HOW TO COMPLETE THIS TASK: Your answer must be an exact repetition of every record.

Data about app and page elements:

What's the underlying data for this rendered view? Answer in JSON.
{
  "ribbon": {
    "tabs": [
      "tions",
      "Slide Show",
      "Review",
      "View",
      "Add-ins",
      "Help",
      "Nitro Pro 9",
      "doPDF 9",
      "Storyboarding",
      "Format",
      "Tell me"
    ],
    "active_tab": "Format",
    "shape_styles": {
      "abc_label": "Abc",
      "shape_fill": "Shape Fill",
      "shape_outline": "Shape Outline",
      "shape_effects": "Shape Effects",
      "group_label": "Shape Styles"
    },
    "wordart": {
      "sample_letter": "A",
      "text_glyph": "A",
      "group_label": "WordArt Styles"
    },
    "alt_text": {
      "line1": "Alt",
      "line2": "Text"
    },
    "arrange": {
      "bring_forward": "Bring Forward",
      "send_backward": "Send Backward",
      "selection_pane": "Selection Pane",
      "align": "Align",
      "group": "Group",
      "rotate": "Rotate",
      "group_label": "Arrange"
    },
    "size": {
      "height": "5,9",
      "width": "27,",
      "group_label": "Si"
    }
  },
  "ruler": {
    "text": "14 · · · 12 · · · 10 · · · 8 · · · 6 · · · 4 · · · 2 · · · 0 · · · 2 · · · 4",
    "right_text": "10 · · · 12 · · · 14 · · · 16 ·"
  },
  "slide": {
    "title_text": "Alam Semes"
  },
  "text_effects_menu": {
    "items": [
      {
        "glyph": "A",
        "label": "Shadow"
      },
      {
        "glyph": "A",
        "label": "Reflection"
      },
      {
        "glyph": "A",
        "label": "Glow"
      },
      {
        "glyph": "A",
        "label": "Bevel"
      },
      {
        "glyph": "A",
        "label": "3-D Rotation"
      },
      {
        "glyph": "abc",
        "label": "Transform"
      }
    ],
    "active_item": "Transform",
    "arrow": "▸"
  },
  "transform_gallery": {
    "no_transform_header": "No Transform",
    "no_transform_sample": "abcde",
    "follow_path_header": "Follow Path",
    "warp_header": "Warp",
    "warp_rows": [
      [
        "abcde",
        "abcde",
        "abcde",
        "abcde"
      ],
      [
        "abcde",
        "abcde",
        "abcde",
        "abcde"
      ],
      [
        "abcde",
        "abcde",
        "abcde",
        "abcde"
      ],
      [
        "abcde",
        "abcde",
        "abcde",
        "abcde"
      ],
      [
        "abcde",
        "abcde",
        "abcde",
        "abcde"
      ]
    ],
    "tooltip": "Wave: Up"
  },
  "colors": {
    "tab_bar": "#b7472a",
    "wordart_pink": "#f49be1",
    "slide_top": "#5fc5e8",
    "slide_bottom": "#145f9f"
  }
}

ANSWER TO THIS PROBLEM:
What's the underlying data for this rendered view? Answer in JSON.
{
  "ribbon": {
    "tabs": [
      "tions",
      "Slide Show",
      "Review",
      "View",
      "Add-ins",
      "Help",
      "Nitro Pro 9",
      "doPDF 9",
      "Storyboarding",
      "Format",
      "Tell me"
    ],
    "active_tab": "Format",
    "shape_styles": {
      "abc_label": "Abc",
      "shape_fill": "Shape Fill",
      "shape_outline": "Shape Outline",
      "shape_effects": "Shape Effects",
      "group_label": "Shape Styles"
    },
    "wordart": {
      "sample_letter": "A",
      "text_glyph": "A",
      "group_label": "WordArt Styles"
    },
    "alt_text": {
      "line1": "Alt",
      "line2": "Text"
    },
    "arrange": {
      "bring_forward": "Bring Forward",
      "send_backward": "Send Backward",
      "selection_pane": "Selection Pane",
      "align": "Align",
      "group": "Group",
      "rotate": "Rotate",
      "group_label": "Arrange"
    },
    "size": {
      "height": "5,9",
      "width": "27,",
      "group_label": "Si"
    }
  },
  "ruler": {
    "text": "14 · · · 12 · · · 10 · · · 8 · · · 6 · · · 4 · · · 2 · · · 0 · · · 2 · · · 4",
    "right_text": "10 · · · 12 · · · 14 · · · 16 ·"
  },
  "slide": {
    "title_text": "Alam Semes"
  },
  "text_effects_menu": {
    "items": [
      {
        "glyph": "A",
        "label": "Shadow"
      },
      {
        "glyph": "A",
        "label": "Reflection"
      },
      {
        "glyph": "A",
        "label": "Glow"
      },
      {
        "glyph": "A",
        "label": "Bevel"
      },
      {
        "glyph": "A",
        "label": "3-D Rotation"
      },
      {
        "glyph": "abc",
        "label": "Transform"
      }
    ],
    "active_item": "Transform",
    "arrow": "▸"
  },
  "transform_gallery": {
    "no_transform_header": "No Transform",
    "no_transform_sample": "abcde",
    "follow_path_header": "Follow Path",
    "warp_header": "Warp",
    "warp_rows": [
      [
        "abcde",
        "abcde",
        "abcde",
        "abcde"
      ],
      [
        "abcde",
        "abcde",
        "abcde",
        "abcde"
      ],
      [
        "abcde",
        "abcde",
        "abcde",
        "abcde"
      ],
      [
        "abcde",
        "abcde",
        "abcde",
        "abcde"
      ],
      [
        "abcde",
        "abcde",
        "abcde",
        "abcde"
      ]
    ],
    "tooltip": "Wave: Up"
  },
  "colors": {
    "tab_bar": "#b7472a",
    "wordart_pink": "#f49be1",
    "slide_top": "#5fc5e8",
    "slide_bottom": "#145f9f"
  }
}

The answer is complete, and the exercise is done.